1” Philippine tarsier,” accessed February 4, 2018,

2A tarsier is a small insectivorous, nocturnal primate with very large eyes, a very long tufted tail, long hind limbs, belonging to the family Tarsiidae, and native to the islands of Southeast Asia, according to the Wikipedia page “Tarsier”.11

3A primate is a mammal of the order Primates, with two main groupings: prosimians (e.g., tarsiers2, lemurs and lorisoids) and anthropoids (e.g., apes and monkeys), according to the Wikipedia page “Primate”.12

4Prosimians are a group of primates that include all living and extinct strepsirrhines, i.e., adapiforms, haplorhine tarsiers, lemurs, lorisoids, and the extinct omomyiforms, according to the Wikipedia page “Prosimian”.13

5A bicornuate uterus is a heart-shaped uterus composed of two horns separated by a septum, according to the Wikipedia page “Bicornuate uterus”.14

6Anthropoids are apes and monkeys, according to the Wikipedia page “Simian”.15

9A mating plug is a gelatinous secretion used in the mating of some species, like the tarsier. It is deposited by a male into a female genital tract, such as the vagina, and later hardens into a plug or glues the tract together. While females can expel the plugs afterwards, the male’s sperm still gets a time advantage in getting to the egg, which is often the deciding factor in fertilization. Information is obtained from the Wikipedia page “Mating plug”.16

10”Philippine Tarsier Foundation,” accessed February 4, 2018,

11“Tarsier,” accessed February 4, 2018,

12“Primate,” accessed February 4, 2018,

13“Prosimian,” accessed February 4, 2018,

14“Bicornuate uterus,” accessed February 4, 2018,

15“Simian,” accessed February 4, 2018,

16“Mating plug,” accessed February 4, 2018,

One thought on “Short and Simple: THE PHILIPPINE TARSIER

Leave a Reply

Fill in your details below or click an icon to log in: Logo

You are commenting using your account. Log Out /  Change )

Google photo

You are commenting using your Google account. Log Out /  Change )

Twitter picture

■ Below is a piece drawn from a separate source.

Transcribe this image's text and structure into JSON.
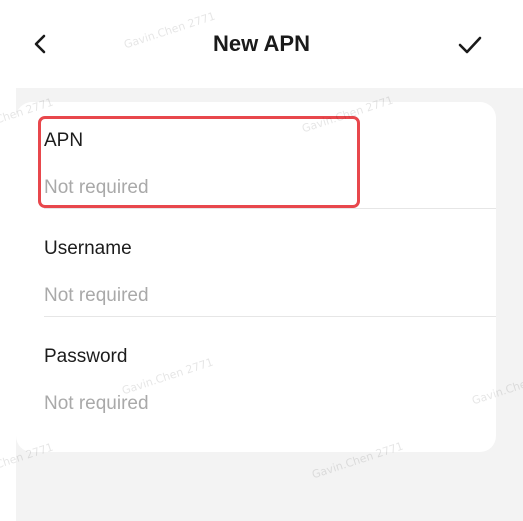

You are commenting using your Twitter account. Log Out /  Change )

Facebook photo

You are commenting using your Facebook account. Log Out /  Change )

Connecting to %s